UN secretaries-general from Dag Hammarskjöld to Kofi Annan have released landmark reports and spearheaded initiatives that went on to have significant—albeit under-recognized—impacts on the multilateral system. Notable among these is Agenda for Peace, written by former UN Secretary-General Boutros Boutros-Ghali in 1995 in the aftermath of the Rwandan genocide and the Srebrenica massacre. The fact that Ban titled his report’s annex Agenda for Humanity is likely no coincidence. Some of these past initiatives may offer instructive guidelines for today. With the first ever World Humanitarian Summit (WHS) approaching in May in Istanbul, can the Secretary-General help reshape the global humanitarian agenda?
Syrian Hospital. Source: Syrian Hospital, courtesy of Freedom House
This article was originally published by The Conversation on 16 October, 2015.
The hospital bombed by US troops in Kunduz, Afghanistan, treated trauma patients, no matter whether they were civilians or Taliban fighters. The bombing happened as Afghan and US forces fought to drive Taliban out of the city the latter had captured just days before.
If the targeting of the hospital, which killed at least 22 people, had been an accident, it would leave no doubt about the return of war to the urban centres of Afghanistan. But knowledge of the hospital’s GPS coordinates by the US and Afghan armies and the precision of the attack suggest otherwise.
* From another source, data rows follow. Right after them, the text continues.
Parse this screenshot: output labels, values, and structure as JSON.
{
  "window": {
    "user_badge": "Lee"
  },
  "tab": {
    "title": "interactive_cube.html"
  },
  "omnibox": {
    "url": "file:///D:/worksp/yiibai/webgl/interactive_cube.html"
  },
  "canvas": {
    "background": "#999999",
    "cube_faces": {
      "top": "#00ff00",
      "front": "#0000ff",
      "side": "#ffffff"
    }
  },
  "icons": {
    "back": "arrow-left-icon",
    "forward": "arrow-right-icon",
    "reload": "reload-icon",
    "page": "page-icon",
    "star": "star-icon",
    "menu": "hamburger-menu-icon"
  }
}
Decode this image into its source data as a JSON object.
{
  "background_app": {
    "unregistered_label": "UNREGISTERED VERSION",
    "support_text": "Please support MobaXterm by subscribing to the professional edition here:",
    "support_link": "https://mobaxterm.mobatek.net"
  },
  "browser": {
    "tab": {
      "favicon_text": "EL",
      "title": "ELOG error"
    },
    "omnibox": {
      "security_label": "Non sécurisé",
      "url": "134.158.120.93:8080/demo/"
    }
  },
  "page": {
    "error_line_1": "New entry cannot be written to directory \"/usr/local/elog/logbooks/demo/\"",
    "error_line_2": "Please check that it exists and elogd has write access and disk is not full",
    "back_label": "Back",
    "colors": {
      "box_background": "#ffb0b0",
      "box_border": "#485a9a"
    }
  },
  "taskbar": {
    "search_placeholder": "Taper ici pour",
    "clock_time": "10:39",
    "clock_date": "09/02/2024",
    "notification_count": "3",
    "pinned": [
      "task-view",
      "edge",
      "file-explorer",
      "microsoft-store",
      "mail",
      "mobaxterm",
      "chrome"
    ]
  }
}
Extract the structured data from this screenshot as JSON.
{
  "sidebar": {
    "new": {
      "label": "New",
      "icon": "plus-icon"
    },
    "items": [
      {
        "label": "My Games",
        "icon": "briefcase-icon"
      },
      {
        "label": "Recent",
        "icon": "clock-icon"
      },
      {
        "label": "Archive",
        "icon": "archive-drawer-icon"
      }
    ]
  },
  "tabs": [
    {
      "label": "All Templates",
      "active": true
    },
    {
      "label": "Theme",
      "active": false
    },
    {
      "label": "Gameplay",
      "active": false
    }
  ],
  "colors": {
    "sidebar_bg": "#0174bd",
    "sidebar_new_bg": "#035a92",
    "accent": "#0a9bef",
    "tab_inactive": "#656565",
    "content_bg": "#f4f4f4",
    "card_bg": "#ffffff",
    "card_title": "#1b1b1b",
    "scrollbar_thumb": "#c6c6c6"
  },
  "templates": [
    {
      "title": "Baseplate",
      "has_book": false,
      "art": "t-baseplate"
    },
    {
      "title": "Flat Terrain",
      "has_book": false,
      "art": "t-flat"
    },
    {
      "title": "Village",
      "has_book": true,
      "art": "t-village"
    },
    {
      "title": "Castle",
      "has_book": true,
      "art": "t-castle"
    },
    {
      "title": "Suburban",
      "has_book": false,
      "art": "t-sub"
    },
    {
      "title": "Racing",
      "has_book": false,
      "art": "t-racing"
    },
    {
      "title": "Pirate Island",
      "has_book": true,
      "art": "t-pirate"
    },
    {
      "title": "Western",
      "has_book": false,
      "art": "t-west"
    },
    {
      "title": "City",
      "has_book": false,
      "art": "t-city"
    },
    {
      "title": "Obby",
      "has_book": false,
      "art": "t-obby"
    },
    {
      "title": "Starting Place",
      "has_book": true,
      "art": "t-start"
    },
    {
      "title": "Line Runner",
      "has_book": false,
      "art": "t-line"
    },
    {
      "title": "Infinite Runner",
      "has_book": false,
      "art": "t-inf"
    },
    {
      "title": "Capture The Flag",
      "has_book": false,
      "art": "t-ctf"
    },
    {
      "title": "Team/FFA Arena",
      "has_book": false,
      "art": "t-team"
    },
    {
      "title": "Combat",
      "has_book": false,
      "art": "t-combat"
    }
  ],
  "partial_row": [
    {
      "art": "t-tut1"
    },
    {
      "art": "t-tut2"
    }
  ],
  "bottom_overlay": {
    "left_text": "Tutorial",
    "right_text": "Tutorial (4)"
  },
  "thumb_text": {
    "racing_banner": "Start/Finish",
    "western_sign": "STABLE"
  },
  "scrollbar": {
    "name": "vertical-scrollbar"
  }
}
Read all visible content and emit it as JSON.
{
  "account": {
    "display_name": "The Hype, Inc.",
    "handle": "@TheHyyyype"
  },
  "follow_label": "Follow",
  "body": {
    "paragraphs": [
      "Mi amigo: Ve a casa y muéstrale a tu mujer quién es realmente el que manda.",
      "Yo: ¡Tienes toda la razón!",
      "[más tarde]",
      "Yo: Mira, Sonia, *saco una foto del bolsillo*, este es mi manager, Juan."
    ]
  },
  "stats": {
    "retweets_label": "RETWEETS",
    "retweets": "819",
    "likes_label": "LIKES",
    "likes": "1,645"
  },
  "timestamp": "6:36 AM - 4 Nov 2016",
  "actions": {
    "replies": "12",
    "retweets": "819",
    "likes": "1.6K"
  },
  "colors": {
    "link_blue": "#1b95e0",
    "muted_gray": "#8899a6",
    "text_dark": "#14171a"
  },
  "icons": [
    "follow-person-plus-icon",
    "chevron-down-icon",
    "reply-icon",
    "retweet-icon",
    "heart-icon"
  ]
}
Both Afghan and US officials at one point in the aftermath suggested that they were targeting Taliban fighters on the hospital’s grounds, something that Médecins Sans Frontières, which runs the hospital, denies was the case. If the attack was in fact intentional, how can we make sense of such a breach of the Geneva conventions that forbid attacking humanitarian structures? » More
The crew of USS Abraham Lincoln (CVN 72) loads boxes of food and water into helicopters during humanitarian aid missions to Aceh, Sumatra, Indonesia. Image: Tyler J. Clements/Wikimedia
This article was originally published by Harvard International Review on 11 March, 2015.
Public opinion on United States foreign aid varies widely depending on who is being asked. However, one domestic opinion on the matter is clear: we spend too much on foreign aid. In a 2013 poll conducted by the Pew Research Center, the majority of Americans wanted to either maintain or increase spending for almost all US government initiatives. Foreign aid was the only exception. Facing a national debt of more than sixteen trillions while news of humanitarian initiatives in foreign nations proliferate, it is not surprising that so many Americans believe the US should be cutting back on foreign aid. However, much of this sentiment is based on an ongoing misconception — the majority of Americans believes the US government spends 28 percent of its federal budget on foreign aid. In reality, foreign aid accounts for only 0.7 percent. Military aid, which is accounted for separately, makes up another 0.5 percent. » More